The Sadakhya or the Sada-Shiva Tattva state is Jnana, the power of being conscious or the experience of the "I", Aishvarya or the Ishvara-tattva is true identification or the experience of being identified with and merged into the "this" of the vakya "I am This". It is the fourth step in the evolution of mental

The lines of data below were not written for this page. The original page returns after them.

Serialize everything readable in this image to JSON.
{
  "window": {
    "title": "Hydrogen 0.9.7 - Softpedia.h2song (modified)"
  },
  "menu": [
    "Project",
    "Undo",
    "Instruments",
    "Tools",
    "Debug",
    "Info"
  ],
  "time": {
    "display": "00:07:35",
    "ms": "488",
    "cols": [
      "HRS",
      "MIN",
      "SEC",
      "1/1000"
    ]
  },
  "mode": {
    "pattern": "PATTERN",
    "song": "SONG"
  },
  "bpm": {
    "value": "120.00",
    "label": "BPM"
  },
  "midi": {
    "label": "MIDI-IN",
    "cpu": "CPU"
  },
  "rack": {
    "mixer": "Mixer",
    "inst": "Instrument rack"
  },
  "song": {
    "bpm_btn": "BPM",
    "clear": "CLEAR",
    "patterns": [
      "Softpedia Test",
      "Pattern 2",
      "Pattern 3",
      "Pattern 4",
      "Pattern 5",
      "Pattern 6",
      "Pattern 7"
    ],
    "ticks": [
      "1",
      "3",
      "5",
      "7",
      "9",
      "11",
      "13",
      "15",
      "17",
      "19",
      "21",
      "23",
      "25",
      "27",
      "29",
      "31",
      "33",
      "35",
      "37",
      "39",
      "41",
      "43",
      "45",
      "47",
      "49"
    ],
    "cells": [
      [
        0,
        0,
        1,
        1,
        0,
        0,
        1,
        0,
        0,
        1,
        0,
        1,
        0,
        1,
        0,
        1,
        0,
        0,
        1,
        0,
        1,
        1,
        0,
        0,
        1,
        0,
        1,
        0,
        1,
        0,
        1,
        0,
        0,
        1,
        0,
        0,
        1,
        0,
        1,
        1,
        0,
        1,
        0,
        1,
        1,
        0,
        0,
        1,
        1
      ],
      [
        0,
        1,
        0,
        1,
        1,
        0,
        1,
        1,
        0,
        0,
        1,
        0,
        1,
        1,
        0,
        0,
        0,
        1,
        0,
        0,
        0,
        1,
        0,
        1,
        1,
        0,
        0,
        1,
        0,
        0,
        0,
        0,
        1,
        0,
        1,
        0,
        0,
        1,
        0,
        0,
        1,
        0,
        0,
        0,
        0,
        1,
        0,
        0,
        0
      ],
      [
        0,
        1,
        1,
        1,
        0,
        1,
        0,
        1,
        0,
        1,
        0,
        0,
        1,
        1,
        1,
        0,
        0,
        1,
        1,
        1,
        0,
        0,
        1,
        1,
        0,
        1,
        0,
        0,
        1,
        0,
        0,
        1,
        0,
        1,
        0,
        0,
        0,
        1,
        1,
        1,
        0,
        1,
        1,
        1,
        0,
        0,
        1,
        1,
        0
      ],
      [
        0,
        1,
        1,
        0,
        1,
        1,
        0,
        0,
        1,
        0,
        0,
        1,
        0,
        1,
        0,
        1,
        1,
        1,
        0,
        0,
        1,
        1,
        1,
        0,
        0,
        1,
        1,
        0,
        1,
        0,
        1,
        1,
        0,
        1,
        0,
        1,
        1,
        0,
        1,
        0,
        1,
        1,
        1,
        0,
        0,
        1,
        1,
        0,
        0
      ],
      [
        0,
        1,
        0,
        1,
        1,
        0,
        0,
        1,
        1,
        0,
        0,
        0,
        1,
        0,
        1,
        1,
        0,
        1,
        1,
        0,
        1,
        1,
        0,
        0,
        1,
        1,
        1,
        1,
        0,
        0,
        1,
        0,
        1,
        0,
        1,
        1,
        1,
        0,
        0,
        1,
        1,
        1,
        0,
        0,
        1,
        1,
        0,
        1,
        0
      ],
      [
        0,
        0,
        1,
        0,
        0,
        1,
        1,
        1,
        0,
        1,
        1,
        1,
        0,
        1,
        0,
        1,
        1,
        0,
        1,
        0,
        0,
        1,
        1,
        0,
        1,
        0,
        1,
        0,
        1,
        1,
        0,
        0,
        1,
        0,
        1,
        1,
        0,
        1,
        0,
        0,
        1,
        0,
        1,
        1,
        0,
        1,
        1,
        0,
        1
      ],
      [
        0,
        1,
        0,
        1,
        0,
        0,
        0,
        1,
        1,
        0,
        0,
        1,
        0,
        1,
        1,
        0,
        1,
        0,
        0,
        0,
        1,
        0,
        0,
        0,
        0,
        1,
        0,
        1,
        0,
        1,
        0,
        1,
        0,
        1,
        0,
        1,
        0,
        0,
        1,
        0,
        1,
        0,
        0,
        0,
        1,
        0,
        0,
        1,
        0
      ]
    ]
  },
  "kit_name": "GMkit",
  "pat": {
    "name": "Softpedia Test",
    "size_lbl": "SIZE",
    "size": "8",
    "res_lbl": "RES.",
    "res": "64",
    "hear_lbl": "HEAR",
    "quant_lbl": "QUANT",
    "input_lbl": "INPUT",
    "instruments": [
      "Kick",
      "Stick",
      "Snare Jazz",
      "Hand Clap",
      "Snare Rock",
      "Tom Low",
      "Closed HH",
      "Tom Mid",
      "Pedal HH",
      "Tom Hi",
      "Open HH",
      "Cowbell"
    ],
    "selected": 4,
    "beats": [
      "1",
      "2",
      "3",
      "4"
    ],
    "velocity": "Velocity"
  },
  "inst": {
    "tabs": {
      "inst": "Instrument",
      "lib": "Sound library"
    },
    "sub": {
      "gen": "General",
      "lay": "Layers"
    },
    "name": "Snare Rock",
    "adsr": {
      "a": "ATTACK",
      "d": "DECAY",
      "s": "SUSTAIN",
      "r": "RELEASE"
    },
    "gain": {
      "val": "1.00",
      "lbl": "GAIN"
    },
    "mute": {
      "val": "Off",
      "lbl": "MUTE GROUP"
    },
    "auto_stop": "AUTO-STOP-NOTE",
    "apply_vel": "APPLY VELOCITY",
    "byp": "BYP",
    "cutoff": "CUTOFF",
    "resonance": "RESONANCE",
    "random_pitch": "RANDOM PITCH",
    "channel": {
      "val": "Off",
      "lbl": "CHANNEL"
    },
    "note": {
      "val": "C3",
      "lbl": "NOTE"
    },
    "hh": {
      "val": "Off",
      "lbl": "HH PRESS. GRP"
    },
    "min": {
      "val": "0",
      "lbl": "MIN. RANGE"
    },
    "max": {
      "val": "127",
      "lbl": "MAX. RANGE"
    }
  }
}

A party is a social gathering. Party may refer to: Political party, an organized group of people with same ideology who field candidates for elections Lists of political parties Party, a person or group of persons composing a single entity for the purposes of the law Party, a Hindi-language film Party, an American short film Party, a Portuguese-French comedy-drama Party, an Iranian film starring Hedieh Tehrani Party, a Telugu-language comedy film Party, an Marathi-language film Party, an Tamil-language comedy film "Party", a 1995 episode of Beavis and Butt-Head "Party", a 2007 episode of The Mighty Boosh "The Party", an episode of The Office "Party!", a 1986 episode of Pee-wee's Playhouse "Party", a 2001 episode of the sitcom Undergrads Party, a stage play by Tom Basden Party, a BBC Radio 4 sitcom adapted from the play Party, 1981 Party, 2007 Party, 2009 Party, 2017 Party, by Bloodstone, 1984 Party, by Yellowman, 1991 Beach Boys' Party!, by The Beach Boys, 1967 "Party", 2011 "Party", 1993 "Party", 2016 "Party", 1995 "Party", 2015 "Party", 2016 Party, a 2007 comedy album "Party", 2017 "Party", 2019 "Party", unreleased "Party", a song by Adore Delano from the 2014 album Till Death Do Us Party "Party", a song by Boston from the 1978 album Don't Look Back "Party", a song by The D4, from the 2001 album 6twenty "Party", a song by Demi Lovato, from the 2008 album Don't Forget "Party", a song by DJ Mustard, from the 2016 albumCold Summer "Party", a song by Elvis Presley, from the 1957 album Loving You "Party", a song by Kris Kross, from the 1992 album Totally Krossed Out "Party", a song by Queen, from the 1989 album The Miracle "Party", a song by Hyuna from the 2017 EP Following Party, a Chinese literary magazine Party, a group of characters adventuring together in a game Party, by the Communist Party of Australia from June 1942 Party, a partition of the field in heraldry PARTY Program, an international health promotion program PARTIES, in computing All pages with titles beginning with Party All pages with titles containing Party Parti Partial First party Third party The Party Pity Party Shower